The Queen of Spades has proved to be one of the most exhaustibly scrutinised works by Pushkin, thus it is unsurprising that a great deal of material has been generated surrounding narrative aspects of the novel. There is a plethora of material to be investigated pertaining to the novella's concealed lexical means, much of it situated far further beneath a simple reading of the novella as a straightforward tale of chance and misfortune at the card table.  This first article will discuss Pushkin's use of numerology and gematria in reference the death of his friend, Kondraty Ryodorovich Ryleyev, the Russian poet, publisher and leader of the Decembrist Revolt, which attempted to overthrow the Russian monarchy in 1825.

In several of the novella's key passages, Pushkin incorporates gematria (a Hebrew form of code characterized by a combination of cryptographic and logomachic elements) to reference the death of Kondraty Ryleev . In the passage treating Germann's invasion of the Countess' house is the sentence "ветер выл, мокрый снег падал хлопьями; фонари..." . The segments "мокр" and "онар" contain the syllables "кo" and "oнрa" respectively, with "тер" revealing "тu" (Leighton, 460). Combined with "ве тер" in transposition yielding "рe eв", and "выл" and "крый" combining to form "(k) рыл", these interspersed elements reveal the cryptonym "Кондра́тий Рыле́ев" (Leighton, 460).

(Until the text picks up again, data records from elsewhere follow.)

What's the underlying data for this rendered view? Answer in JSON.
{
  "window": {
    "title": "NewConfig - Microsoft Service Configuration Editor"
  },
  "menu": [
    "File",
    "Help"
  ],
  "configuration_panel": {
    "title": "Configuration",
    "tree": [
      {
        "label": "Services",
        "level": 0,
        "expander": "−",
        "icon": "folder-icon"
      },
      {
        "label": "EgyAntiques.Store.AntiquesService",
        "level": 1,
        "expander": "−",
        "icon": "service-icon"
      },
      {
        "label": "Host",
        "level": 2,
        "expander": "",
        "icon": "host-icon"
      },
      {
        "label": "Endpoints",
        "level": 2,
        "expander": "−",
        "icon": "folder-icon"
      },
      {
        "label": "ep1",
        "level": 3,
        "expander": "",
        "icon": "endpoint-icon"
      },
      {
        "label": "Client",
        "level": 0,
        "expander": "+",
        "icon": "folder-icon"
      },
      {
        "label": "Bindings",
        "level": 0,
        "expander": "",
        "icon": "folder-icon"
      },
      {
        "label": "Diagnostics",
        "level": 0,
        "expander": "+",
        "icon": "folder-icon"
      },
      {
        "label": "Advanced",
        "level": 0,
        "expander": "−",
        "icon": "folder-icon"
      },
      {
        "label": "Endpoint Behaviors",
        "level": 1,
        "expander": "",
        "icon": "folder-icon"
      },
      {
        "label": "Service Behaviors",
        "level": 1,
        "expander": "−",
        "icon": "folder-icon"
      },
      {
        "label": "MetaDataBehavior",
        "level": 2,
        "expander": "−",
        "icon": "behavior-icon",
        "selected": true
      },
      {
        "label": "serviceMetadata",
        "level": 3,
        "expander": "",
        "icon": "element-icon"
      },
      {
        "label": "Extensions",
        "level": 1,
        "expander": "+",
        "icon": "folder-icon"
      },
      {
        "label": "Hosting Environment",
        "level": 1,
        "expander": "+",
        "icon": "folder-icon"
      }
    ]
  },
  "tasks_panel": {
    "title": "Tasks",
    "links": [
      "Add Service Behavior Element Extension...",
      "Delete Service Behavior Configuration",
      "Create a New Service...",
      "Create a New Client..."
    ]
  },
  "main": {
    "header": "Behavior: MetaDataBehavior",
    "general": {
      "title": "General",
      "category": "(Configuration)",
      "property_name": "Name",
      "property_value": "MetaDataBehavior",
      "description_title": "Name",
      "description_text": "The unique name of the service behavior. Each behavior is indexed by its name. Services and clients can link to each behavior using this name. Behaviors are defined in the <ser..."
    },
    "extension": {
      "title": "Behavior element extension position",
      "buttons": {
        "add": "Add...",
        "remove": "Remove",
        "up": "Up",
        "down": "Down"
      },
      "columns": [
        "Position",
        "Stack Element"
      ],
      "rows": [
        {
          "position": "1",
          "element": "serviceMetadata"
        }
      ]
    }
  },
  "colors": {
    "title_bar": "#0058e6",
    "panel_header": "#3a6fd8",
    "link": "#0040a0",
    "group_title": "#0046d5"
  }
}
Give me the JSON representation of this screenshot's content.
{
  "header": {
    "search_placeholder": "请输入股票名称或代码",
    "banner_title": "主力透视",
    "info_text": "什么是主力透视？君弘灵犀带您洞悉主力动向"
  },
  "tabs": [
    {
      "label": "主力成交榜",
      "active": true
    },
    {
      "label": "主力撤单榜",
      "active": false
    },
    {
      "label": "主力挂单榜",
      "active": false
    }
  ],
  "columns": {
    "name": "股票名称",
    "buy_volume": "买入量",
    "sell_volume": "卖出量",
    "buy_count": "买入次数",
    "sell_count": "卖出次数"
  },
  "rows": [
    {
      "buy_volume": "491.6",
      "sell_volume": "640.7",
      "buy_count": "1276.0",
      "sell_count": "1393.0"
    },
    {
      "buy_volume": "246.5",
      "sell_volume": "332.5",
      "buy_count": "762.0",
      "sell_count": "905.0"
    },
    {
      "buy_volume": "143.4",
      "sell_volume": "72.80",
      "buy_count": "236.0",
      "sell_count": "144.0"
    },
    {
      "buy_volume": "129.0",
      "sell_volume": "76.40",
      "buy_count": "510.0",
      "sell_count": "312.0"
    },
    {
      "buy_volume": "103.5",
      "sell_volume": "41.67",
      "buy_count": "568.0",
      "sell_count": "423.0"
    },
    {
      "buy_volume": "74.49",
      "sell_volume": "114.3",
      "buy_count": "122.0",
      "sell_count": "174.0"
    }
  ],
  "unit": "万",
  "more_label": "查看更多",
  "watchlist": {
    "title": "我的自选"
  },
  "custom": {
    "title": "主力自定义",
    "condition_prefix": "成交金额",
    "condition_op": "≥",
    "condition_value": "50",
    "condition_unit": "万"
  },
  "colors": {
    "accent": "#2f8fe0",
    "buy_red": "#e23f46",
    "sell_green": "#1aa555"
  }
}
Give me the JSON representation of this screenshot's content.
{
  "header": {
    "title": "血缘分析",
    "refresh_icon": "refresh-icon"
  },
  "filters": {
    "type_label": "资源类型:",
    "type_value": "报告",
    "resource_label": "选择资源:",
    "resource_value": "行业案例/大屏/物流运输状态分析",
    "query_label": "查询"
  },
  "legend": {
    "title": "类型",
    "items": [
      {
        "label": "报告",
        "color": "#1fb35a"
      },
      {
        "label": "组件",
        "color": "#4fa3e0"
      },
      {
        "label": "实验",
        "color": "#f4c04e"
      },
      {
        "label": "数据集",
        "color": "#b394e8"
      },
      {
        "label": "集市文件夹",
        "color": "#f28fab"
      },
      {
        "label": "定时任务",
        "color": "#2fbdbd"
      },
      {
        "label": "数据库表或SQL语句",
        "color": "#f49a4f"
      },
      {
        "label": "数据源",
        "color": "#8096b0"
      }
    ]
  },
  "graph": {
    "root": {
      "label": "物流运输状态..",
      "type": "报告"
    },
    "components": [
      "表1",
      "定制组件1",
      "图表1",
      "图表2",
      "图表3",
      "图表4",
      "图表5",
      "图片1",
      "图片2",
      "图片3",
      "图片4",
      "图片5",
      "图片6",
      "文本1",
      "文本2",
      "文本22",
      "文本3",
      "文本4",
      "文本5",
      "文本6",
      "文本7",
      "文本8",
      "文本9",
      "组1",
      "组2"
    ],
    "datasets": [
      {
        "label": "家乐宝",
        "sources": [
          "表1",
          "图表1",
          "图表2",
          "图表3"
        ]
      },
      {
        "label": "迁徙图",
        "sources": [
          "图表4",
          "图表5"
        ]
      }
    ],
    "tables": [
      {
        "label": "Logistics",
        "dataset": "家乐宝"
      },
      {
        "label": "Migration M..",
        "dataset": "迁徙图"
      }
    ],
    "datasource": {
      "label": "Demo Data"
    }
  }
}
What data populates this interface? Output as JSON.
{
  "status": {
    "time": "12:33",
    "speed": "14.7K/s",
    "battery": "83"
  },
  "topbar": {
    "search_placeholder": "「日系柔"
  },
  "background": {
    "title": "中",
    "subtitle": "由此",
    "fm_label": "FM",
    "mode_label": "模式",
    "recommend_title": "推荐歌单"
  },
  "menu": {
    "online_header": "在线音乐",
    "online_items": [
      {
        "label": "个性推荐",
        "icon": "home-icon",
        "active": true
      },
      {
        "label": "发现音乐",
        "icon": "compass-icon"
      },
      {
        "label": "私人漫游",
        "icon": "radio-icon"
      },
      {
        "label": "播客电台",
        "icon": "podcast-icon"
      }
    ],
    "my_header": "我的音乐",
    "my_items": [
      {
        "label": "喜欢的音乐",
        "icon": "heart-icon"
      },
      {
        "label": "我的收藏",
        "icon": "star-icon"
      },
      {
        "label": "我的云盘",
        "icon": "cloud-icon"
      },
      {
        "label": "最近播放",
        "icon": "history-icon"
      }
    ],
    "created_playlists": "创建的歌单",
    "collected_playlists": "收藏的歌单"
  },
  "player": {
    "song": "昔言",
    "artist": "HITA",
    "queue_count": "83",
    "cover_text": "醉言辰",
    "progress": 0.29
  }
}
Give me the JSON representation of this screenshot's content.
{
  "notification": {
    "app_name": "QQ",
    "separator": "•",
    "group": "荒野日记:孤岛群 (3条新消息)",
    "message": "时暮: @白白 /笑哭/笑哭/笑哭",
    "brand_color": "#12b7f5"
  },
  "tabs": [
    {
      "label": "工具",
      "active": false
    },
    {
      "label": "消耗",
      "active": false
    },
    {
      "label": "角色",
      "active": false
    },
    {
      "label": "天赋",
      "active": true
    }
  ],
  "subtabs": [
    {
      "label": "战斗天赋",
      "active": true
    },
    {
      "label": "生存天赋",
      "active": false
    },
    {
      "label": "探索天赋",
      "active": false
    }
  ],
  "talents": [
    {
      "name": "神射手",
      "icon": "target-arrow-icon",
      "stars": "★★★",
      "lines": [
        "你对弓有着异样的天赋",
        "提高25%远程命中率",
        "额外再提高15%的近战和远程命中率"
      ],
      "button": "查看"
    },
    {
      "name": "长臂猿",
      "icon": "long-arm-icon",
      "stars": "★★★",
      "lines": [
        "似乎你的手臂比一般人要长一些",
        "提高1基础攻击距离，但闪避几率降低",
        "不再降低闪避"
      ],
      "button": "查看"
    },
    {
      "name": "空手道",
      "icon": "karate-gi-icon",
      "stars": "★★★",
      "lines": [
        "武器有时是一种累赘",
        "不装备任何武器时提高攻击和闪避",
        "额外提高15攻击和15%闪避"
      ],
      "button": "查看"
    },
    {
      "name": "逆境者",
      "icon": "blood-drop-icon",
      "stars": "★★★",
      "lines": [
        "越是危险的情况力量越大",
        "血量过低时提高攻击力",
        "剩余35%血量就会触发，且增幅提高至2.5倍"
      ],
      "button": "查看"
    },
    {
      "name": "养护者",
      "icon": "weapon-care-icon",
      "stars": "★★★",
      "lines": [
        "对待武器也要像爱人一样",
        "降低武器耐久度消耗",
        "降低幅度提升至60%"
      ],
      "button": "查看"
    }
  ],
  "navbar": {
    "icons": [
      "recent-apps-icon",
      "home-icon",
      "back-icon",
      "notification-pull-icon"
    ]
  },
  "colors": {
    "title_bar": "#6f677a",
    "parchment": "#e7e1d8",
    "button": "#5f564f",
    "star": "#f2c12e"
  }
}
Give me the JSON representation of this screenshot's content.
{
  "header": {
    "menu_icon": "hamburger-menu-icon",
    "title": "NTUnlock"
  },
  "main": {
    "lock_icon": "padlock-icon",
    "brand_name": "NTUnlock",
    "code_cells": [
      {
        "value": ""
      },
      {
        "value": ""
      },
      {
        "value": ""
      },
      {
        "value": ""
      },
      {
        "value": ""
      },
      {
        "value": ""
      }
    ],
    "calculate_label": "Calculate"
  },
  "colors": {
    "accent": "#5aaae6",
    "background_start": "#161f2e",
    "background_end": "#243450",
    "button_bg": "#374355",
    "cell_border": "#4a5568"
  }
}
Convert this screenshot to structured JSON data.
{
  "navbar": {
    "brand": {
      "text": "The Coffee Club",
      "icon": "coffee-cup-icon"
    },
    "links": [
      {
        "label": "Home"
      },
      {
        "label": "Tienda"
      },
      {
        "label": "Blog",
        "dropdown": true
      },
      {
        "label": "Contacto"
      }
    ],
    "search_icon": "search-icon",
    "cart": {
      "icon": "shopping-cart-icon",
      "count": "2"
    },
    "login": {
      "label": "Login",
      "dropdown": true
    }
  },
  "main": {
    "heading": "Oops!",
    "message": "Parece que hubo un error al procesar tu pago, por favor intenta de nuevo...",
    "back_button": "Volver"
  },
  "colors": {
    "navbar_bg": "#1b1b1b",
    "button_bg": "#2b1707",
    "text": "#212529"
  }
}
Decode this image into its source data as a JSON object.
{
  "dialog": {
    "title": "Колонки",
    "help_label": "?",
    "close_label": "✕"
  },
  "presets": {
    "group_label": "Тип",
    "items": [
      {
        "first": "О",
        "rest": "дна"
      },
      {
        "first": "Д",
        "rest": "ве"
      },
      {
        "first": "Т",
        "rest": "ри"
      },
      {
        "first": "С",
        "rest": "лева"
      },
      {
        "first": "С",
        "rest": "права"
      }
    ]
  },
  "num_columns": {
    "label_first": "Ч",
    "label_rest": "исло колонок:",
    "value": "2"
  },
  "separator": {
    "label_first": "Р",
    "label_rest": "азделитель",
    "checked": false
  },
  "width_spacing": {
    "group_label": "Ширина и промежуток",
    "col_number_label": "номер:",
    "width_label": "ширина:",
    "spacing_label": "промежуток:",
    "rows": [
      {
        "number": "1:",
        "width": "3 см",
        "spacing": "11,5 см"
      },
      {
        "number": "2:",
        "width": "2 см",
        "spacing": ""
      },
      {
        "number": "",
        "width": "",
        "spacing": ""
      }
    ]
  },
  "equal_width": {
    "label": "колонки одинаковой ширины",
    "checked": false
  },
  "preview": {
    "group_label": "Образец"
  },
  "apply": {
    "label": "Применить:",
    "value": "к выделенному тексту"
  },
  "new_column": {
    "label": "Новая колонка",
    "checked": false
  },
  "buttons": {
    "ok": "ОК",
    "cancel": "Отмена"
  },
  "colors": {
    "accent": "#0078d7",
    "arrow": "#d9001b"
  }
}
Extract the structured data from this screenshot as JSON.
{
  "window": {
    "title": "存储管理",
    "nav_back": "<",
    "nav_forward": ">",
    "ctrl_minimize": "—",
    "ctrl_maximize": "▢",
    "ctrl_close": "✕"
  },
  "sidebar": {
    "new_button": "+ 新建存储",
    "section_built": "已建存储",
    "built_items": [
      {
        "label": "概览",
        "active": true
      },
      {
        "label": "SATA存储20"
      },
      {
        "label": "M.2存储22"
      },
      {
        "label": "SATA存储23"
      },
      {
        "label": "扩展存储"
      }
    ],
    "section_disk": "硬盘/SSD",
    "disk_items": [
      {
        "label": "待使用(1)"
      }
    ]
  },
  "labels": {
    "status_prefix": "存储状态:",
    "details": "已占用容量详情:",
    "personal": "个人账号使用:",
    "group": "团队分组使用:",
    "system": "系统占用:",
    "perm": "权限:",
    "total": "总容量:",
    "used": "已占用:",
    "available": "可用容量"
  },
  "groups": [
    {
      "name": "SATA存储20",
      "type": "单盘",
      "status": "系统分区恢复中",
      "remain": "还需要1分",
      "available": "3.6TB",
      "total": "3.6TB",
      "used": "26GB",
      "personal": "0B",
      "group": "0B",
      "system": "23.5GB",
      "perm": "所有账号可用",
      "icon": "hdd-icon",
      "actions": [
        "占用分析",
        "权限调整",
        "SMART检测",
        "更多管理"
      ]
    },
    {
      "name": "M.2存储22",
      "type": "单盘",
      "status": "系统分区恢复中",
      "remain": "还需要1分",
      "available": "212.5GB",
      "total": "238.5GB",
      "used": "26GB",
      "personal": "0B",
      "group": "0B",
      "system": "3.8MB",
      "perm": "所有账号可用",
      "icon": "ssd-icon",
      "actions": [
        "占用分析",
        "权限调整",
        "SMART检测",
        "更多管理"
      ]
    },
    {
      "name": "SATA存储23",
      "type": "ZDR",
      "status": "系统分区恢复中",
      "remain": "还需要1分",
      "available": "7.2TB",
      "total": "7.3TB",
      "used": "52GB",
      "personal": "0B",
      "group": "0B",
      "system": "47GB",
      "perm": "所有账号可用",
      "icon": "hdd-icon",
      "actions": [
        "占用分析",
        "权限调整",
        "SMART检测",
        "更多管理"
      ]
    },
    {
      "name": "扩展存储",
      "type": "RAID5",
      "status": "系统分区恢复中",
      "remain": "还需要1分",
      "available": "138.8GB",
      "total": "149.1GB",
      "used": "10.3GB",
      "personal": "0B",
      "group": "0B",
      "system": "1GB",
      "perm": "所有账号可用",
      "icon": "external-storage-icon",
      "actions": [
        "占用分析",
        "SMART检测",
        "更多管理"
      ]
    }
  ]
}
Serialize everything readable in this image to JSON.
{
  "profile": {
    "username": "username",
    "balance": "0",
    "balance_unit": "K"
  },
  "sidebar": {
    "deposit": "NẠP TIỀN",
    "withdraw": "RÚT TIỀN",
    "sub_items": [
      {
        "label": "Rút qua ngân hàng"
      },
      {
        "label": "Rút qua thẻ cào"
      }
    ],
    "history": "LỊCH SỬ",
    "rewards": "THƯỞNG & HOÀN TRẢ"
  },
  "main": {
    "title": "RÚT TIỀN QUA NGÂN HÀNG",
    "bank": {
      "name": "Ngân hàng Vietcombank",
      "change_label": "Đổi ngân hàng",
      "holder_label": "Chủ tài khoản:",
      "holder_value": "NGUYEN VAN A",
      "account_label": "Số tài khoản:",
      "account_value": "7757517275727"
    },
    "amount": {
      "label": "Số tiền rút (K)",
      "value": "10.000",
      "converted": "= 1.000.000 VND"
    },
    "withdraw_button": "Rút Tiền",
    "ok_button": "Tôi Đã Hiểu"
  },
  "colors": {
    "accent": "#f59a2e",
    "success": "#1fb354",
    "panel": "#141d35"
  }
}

The fact that it is Ryleev specifically being referenced thus evokes the idea of the execution of the Decembrist Revolution's leaders (Ryleev included) and the resulting phenomenon of survivor's guilt amongst those involved who did not perish. We can glean a deeper sense of Pushkin's emotional involvement and the huge mental upheaval he suffered as a result of the affair from the word 'пастушки', which contains the word 'cyт', meaning jester, but also a hanged man. The metaphorical force this double-meaning carries (a jester dancing at the end of a hangman's noose) betrays Pushkin's psychological connection to the matter - the graphic nature of the image, whilst naturally being a highly emotive device in its own right within the text, also demonstrates Pushkin's tortured psyche after the event. The sheer (arguably excessive)  viscerality that the image carries, turns its usage by Pushkin into a self-indulgence - it is known that Pushkin dwelled heavily on the fact that he himself was saved from the fate of Ryleev by chance alone (he had previously planned to go to St. Petersburg to join the Decembrists on the 13th December), and thus from this we can reasonably infer that he suffered severely from a sense of survivor's guilt. The use of 'cyт ' in the text therefore becomes a form of psychological self-harm, as an attempt to cleanse himself of the guilt he experienced from having unjustly survived.

Thus this phenomenon constitutes an added dimension to the novella - it is not simply a fictional literary work in its own right, but also a exposition of Pushkin's emotional disarray following the revolution. 

Read more about Pushkin's The Queen of Spades in the second part of this series, coming soon!

Article by the amazing: Will Roscoe

Leighton, L. G. (1977). Gematria in 'The Queen of Spades': A Decembrist Puzzle. Slavic and East European Journal , 455-469. 
"Kolman decembrists" by Picture by painter Karl Kolman (1786-1846). / К. Кольман - Copy of [1]. attrib.. Licensed under Public Domain via Commons -